The administration of an oral contraceptive (Ortho-Novum 777, Janssen Pharmaceutical) was started at the beginning of menorrhea, with 600 mg/day of sodium valproate. After 2 months of therapy, the patient’s thyroid function was restored to the reference range. After 5 months, her hyperprolactinemia recovered. The aggressive symptoms, such as confusion and excitement, disappeared but she periodically experienced dizziness and palpitations and often experienced anxiety related to life events even after administration of the oral contraceptive. However, along with normalization of the serum prolactin level, all psychiatric and physical symptoms were relieved. The score for the anxiety-depressive symptoms decreased to less than 10 on the HAM-D. After 8 months, the enlargement of the pituitary gland on magnetic resonance imaging disappeared. The clinical outcome was excellent; consequently, the sodium valproate and Ortho-Novum 777 (Janssen Pharmaceutical) were discontinued after 26 and 28 months, respectively. On the TRH stimulation test, normal TSH and PRL reactions were observed after 32 months.
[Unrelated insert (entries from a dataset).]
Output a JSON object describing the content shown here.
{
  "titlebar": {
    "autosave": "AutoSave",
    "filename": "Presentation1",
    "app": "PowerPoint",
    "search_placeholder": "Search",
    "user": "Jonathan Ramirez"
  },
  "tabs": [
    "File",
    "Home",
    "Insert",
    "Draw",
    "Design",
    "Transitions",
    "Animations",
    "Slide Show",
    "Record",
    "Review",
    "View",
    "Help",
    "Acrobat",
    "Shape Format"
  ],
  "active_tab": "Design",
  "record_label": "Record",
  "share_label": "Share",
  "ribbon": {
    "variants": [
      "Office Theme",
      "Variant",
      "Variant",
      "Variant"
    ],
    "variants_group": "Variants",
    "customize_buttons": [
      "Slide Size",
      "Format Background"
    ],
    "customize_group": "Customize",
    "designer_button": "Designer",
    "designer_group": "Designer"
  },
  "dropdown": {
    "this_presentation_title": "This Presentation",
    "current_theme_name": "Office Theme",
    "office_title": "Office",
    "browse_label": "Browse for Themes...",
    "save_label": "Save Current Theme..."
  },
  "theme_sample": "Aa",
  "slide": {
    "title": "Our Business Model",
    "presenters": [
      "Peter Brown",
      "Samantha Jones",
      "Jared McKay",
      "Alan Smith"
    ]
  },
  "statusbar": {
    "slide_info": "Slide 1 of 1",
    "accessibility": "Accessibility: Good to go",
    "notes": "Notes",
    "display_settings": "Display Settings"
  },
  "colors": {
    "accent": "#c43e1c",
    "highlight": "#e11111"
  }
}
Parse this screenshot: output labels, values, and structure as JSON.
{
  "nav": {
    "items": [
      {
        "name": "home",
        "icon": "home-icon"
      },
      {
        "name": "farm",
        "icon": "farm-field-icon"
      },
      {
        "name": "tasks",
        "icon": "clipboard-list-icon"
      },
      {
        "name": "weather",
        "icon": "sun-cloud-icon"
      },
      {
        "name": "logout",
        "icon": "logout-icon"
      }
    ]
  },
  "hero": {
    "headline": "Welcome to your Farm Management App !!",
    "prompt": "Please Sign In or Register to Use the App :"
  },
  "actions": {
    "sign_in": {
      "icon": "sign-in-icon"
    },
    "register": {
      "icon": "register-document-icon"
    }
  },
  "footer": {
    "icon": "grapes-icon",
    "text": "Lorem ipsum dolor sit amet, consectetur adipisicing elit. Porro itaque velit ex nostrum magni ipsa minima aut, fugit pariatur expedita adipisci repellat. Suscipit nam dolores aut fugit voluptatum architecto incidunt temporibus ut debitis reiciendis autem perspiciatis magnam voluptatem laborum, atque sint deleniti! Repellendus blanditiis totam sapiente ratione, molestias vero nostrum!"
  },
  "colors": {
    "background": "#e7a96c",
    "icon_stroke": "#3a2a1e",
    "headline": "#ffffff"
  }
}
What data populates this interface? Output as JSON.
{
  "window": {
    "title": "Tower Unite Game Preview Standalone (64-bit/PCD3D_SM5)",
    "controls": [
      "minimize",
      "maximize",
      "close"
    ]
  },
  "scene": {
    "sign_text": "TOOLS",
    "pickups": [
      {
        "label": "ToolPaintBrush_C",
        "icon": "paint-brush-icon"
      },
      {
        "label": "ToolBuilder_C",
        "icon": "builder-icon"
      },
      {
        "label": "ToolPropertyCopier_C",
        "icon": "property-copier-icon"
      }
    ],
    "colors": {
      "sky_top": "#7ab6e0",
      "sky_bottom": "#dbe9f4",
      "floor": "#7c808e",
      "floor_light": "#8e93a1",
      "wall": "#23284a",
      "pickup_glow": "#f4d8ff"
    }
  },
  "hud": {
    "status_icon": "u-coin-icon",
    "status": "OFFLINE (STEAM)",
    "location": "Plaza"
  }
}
In the present case, the function of sodium valproate as a mood stabilizer certainly contributed to the improvement in symptoms. However, considering the course of the illness, the oral contraceptive played a most important role.
The present report shows what was improved after the treatment with oral contraceptives. The administration of oral contraceptives for this patient was based on the hypothesis that such administration inhibits functional fluctuations in the higher centers of the diencephalon or hypothalamus through negative feedback. The fact that the psychiatric symptoms and endocrinal abnormality improved at almost the same time suggests that the endocrinal abnormality also reflects dysfunction of the higher centers. And, as the results of the TRH stimulation test were reversible, it was suggested that there was a dysfunction of the hypothalamus in this case.
In contrast, obvious changes in shape were observed between the first and second magnetic resonance imaging. Based on these findings, the hyperprolactinemia was secondary and not due to pituitary adenoma.
- 3Efficacy of oral contraceptive agent for treatment of periodic psychosis of puberty. Psychiatry Clin. Neurosci. 2003; 57: S27., , et al.